[[ Provided records open ]]
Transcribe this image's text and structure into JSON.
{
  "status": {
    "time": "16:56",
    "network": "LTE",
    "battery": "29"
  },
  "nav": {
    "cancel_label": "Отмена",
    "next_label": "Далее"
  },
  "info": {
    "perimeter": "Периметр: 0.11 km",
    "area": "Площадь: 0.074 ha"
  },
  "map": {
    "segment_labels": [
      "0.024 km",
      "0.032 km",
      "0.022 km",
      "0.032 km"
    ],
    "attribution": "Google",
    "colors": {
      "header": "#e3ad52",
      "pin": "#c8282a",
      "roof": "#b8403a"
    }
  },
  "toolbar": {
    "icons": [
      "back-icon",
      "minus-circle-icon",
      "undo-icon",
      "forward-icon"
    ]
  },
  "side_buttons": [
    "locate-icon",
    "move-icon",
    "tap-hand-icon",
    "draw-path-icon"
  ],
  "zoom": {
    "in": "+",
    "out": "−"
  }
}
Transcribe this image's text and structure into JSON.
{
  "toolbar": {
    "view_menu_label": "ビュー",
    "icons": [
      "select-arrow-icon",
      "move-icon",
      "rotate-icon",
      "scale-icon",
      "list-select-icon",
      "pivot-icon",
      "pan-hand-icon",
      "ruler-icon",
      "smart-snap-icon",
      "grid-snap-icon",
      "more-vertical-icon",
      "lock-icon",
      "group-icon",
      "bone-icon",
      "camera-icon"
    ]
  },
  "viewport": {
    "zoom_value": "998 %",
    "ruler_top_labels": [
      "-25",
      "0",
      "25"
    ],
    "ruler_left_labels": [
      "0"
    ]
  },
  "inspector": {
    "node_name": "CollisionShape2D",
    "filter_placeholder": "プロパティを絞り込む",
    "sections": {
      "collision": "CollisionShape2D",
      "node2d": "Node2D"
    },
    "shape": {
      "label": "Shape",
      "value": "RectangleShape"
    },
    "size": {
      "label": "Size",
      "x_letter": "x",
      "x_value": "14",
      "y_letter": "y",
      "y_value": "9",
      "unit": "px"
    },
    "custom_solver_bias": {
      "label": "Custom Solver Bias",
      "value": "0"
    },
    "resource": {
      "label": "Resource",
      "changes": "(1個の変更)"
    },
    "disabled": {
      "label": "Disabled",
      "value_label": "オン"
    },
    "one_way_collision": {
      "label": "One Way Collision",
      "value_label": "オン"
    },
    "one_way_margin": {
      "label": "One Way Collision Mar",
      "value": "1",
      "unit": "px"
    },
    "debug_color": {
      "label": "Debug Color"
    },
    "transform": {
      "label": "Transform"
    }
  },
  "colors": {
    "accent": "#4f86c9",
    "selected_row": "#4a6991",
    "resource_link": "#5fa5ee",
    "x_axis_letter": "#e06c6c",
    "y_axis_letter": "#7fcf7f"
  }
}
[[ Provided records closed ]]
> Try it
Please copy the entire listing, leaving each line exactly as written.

> Exercise answer
Transcribe this image's text and structure into JSON.
{
  "status": {
    "time": "16:56",
    "network": "LTE",
    "battery": "29"
  },
  "nav": {
    "cancel_label": "Отмена",
    "next_label": "Далее"
  },
  "info": {
    "perimeter": "Периметр: 0.11 km",
    "area": "Площадь: 0.074 ha"
  },
  "map": {
    "segment_labels": [
      "0.024 km",
      "0.032 km",
      "0.022 km",
      "0.032 km"
    ],
    "attribution": "Google",
    "colors": {
      "header": "#e3ad52",
      "pin": "#c8282a",
      "roof": "#b8403a"
    }
  },
  "toolbar": {
    "icons": [
      "back-icon",
      "minus-circle-icon",
      "undo-icon",
      "forward-icon"
    ]
  },
  "side_buttons": [
    "locate-icon",
    "move-icon",
    "tap-hand-icon",
    "draw-path-icon"
  ],
  "zoom": {
    "in": "+",
    "out": "−"
  }
}
Transcribe this image's text and structure into JSON.
{
  "toolbar": {
    "view_menu_label": "ビュー",
    "icons": [
      "select-arrow-icon",
      "move-icon",
      "rotate-icon",
      "scale-icon",
      "list-select-icon",
      "pivot-icon",
      "pan-hand-icon",
      "ruler-icon",
      "smart-snap-icon",
      "grid-snap-icon",
      "more-vertical-icon",
      "lock-icon",
      "group-icon",
      "bone-icon",
      "camera-icon"
    ]
  },
  "viewport": {
    "zoom_value": "998 %",
    "ruler_top_labels": [
      "-25",
      "0",
      "25"
    ],
    "ruler_left_labels": [
      "0"
    ]
  },
  "inspector": {
    "node_name": "CollisionShape2D",
    "filter_placeholder": "プロパティを絞り込む",
    "sections": {
      "collision": "CollisionShape2D",
      "node2d": "Node2D"
    },
    "shape": {
      "label": "Shape",
      "value": "RectangleShape"
    },
    "size": {
      "label": "Size",
      "x_letter": "x",
      "x_value": "14",
      "y_letter": "y",
      "y_value": "9",
      "unit": "px"
    },
    "custom_solver_bias": {
      "label": "Custom Solver Bias",
      "value": "0"
    },
    "resource": {
      "label": "Resource",
      "changes": "(1個の変更)"
    },
    "disabled": {
      "label": "Disabled",
      "value_label": "オン"
    },
    "one_way_collision": {
      "label": "One Way Collision",
      "value_label": "オン"
    },
    "one_way_margin": {
      "label": "One Way Collision Mar",
      "value": "1",
      "unit": "px"
    },
    "debug_color": {
      "label": "Debug Color"
    },
    "transform": {
      "label": "Transform"
    }
  },
  "colors": {
    "accent": "#4f86c9",
    "selected_row": "#4a6991",
    "resource_link": "#5fa5ee",
    "x_axis_letter": "#e06c6c",
    "y_axis_letter": "#7fcf7f"
  }
}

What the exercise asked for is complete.